Hinrich, who was selected by the Bulls in the first round of the 2003 draft, gives them the type of combo guard they were searching for this offseason. While he can't officially sign until Wednesday's moratorium, the deal is believed to be in the range of around $3 million per year.
The Chicago Tribune had earlier reported the deal.
Hinrich, who was traded by the Bulls to the Washington Wizards two summers ago in order to clear cap space for free agents, maintains a home in the Chicagoland area and admitted he was surprised he was dealt the following season. His return to Chicago will be a welcome one for teammates who enjoyed his presence both on the floor and in the locker room.
"Kirk is a phenomenal player," Bulls forward Taj Gibson said Friday, after Day 1 of Team USA training where Gibson is a member of the national select team. "I played with Kirk my rookie year. He was phenomenal in helping me grow as a player. He was a phenomenal leader. He was one of those tough-minded players that doesn't really care about much (besides) getting wins, and it would be great to have Kirky back on our team.
"But at the same time you've got to look at the aspect of it's the NBA, it's a business as a whole and I hope they can get it done because I know Kirk is a great player and it would help our team out a lot, especially right now in this season without Derrick (Rose)."
Although he did not confirm the deal, Bulls coach Tom Thibodeau also praised Hinrich.
"He's an experienced guy," Thibodeau said. "He's played very well for all the teams that he's been with and he brings a lot in terms of veteran experience."
While the Bulls still may add another guard, Hinrich has a solid chance of coming into training camp as the starter with Rose out.
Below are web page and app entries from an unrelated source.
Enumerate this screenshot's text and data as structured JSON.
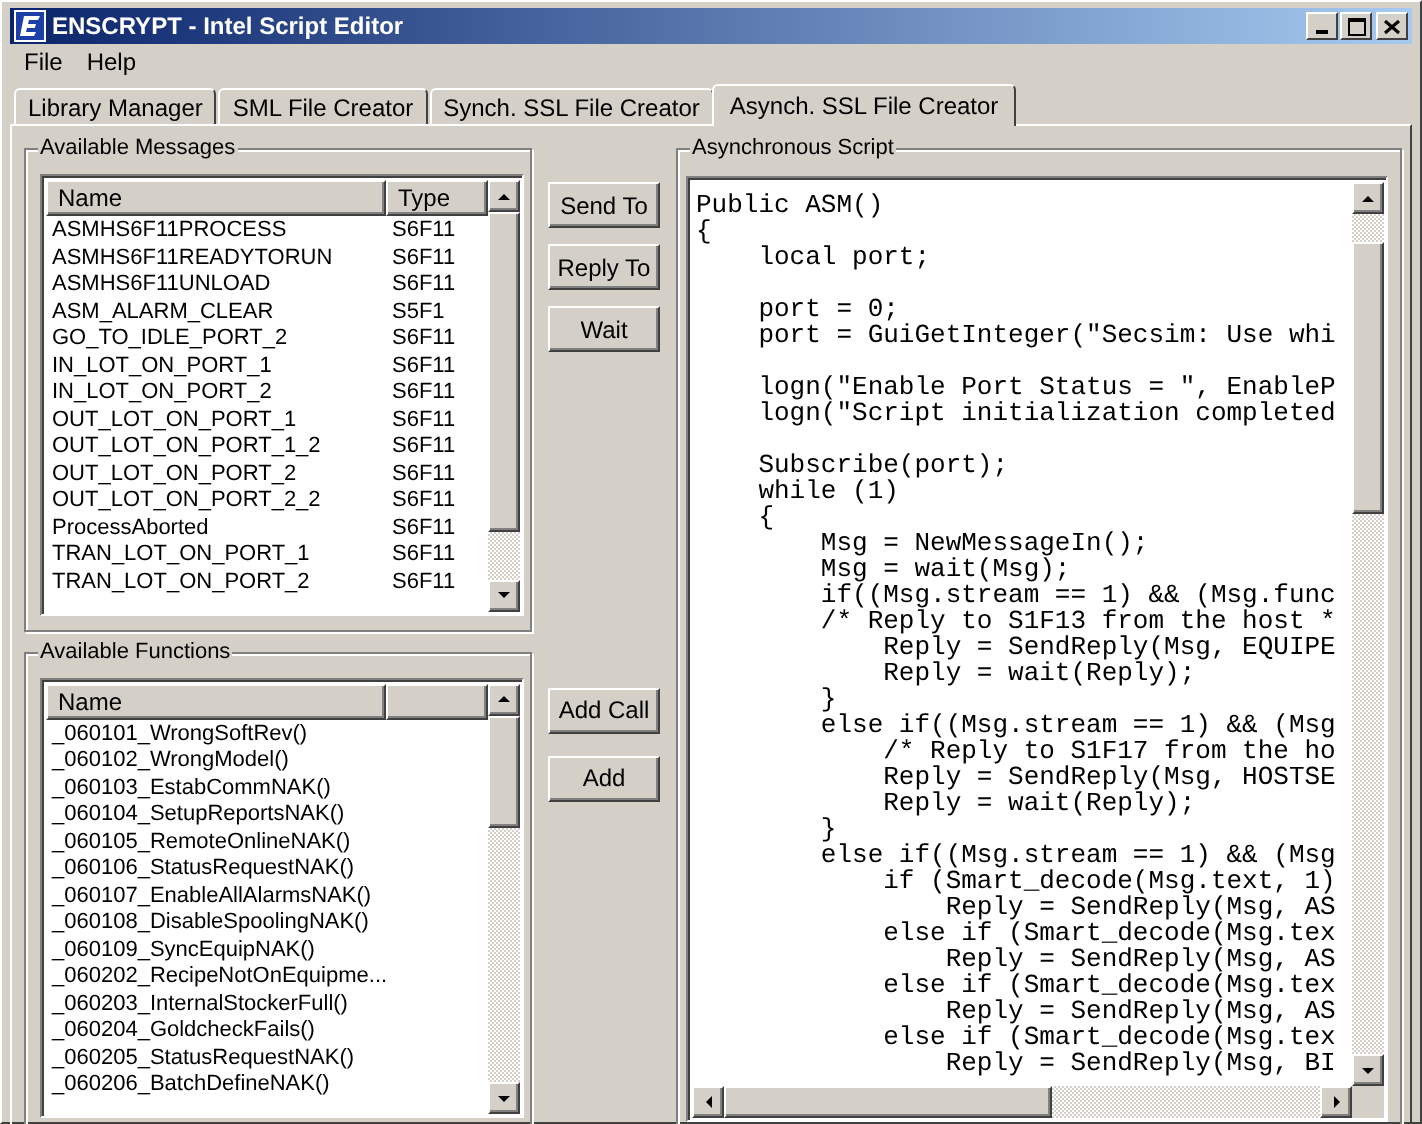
{
  "window": {
    "title": "ENSCRYPT - Intel Script Editor"
  },
  "menu": [
    {
      "label": "File"
    },
    {
      "label": "Help"
    }
  ],
  "tabs": [
    {
      "label": "Library Manager",
      "selected": false
    },
    {
      "label": "SML File Creator",
      "selected": false
    },
    {
      "label": "Synch. SSL File Creator",
      "selected": false
    },
    {
      "label": "Asynch. SSL File Creator",
      "selected": true
    }
  ],
  "messages": {
    "title": "Available Messages",
    "columns": [
      "Name",
      "Type"
    ],
    "rows": [
      {
        "name": "ASMHS6F11PROCESS",
        "type": "S6F11"
      },
      {
        "name": "ASMHS6F11READYTORUN",
        "type": "S6F11"
      },
      {
        "name": "ASMHS6F11UNLOAD",
        "type": "S6F11"
      },
      {
        "name": "ASM_ALARM_CLEAR",
        "type": "S5F1"
      },
      {
        "name": "GO_TO_IDLE_PORT_2",
        "type": "S6F11"
      },
      {
        "name": "IN_LOT_ON_PORT_1",
        "type": "S6F11"
      },
      {
        "name": "IN_LOT_ON_PORT_2",
        "type": "S6F11"
      },
      {
        "name": "OUT_LOT_ON_PORT_1",
        "type": "S6F11"
      },
      {
        "name": "OUT_LOT_ON_PORT_1_2",
        "type": "S6F11"
      },
      {
        "name": "OUT_LOT_ON_PORT_2",
        "type": "S6F11"
      },
      {
        "name": "OUT_LOT_ON_PORT_2_2",
        "type": "S6F11"
      },
      {
        "name": "ProcessAborted",
        "type": "S6F11"
      },
      {
        "name": "TRAN_LOT_ON_PORT_1",
        "type": "S6F11"
      },
      {
        "name": "TRAN_LOT_ON_PORT_2",
        "type": "S6F11"
      }
    ]
  },
  "message_buttons": [
    "Send To",
    "Reply To",
    "Wait"
  ],
  "functions": {
    "title": "Available Functions",
    "columns": [
      "Name"
    ],
    "rows": [
      "_060101_WrongSoftRev()",
      "_060102_WrongModel()",
      "_060103_EstabCommNAK()",
      "_060104_SetupReportsNAK()",
      "_060105_RemoteOnlineNAK()",
      "_060106_StatusRequestNAK()",
      "_060107_EnableAllAlarmsNAK()",
      "_060108_DisableSpoolingNAK()",
      "_060109_SyncEquipNAK()",
      "_060202_RecipeNotOnEquipme...",
      "_060203_InternalStockerFull()",
      "_060204_GoldcheckFails()",
      "_060205_StatusRequestNAK()",
      "_060206_BatchDefineNAK()"
    ]
  },
  "function_buttons": [
    "Add Call",
    "Add"
  ],
  "script": {
    "title": "Asynchronous Script",
    "code": "Public ASM()\n{\n    local port;\n\n    port = 0;\n    port = GuiGetInteger(\"Secsim: Use whi\n\n    logn(\"Enable Port Status = \", EnableP\n    logn(\"Script initialization completed\n\n    Subscribe(port);\n    while (1)\n    {\n        Msg = NewMessageIn();\n        Msg = wait(Msg);\n        if((Msg.stream == 1) && (Msg.func\n        /* Reply to S1F13 from the host *\n            Reply = SendReply(Msg, EQUIPE\n            Reply = wait(Reply);\n        }\n        else if((Msg.stream == 1) && (Msg\n            /* Reply to S1F17 from the ho\n            Reply = SendReply(Msg, HOSTSE\n            Reply = wait(Reply);\n        }\n        else if((Msg.stream == 1) && (Msg\n            if (Smart_decode(Msg.text, 1)\n                Reply = SendReply(Msg, AS\n            else if (Smart_decode(Msg.tex\n                Reply = SendReply(Msg, AS\n            else if (Smart_decode(Msg.tex\n                Reply = SendReply(Msg, AS\n            else if (Smart_decode(Msg.tex\n                Reply = SendReply(Msg, BI"
  }
}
The Bulls also drafted point guard Marquis Teague, who is just 19, with their first-round selection last month.
Rose, who is recovering from ACL surgery, isn't expected to return until January, at the earliest.
The Bulls must now decide if they want to match the three-year offer sheet that the Houston Rockets gave Omer Asik last week. The deal, which is expected to be around $25 million, including almost a $15 million cap hit in the final year, would be tough for the Bulls to swallow. But Bulls general manager Gar Forman repeatedly has stated that he would like to keep Asik. He will have three days to decide whether to match starting Wednesday.
What Hinrich's arrival means in the short term is that the Bulls probably will decline to match C.J. Watson's team option for $3.2 million. Watson was ineffective in the postseason and struggled with injuries down the stretch after playing solidly in place of Rose for much of the year.
The Bulls also must decide whether to bring back Kyle Korver or Ronnie Brewer. Both players have contracts that are not fully guaranteed. Korver, a veteran sharpshooter, is the safer bet to return, but his status remains in flux as the Bulls figure out exactly how the numbers get crunched.
Depending on the corresponding roster moves, the Bulls likely will have to fill the rest of their roster out with small-salaried players. However, Forman mentioned on draft night that the Bulls would be making basketball decisions this summer, not financial ones.
No matter what the organization decides to do, what's clear is that the Bulls will be in the luxury tax this year as they continue to fill out their roster and try to contend without Rose for much of the season.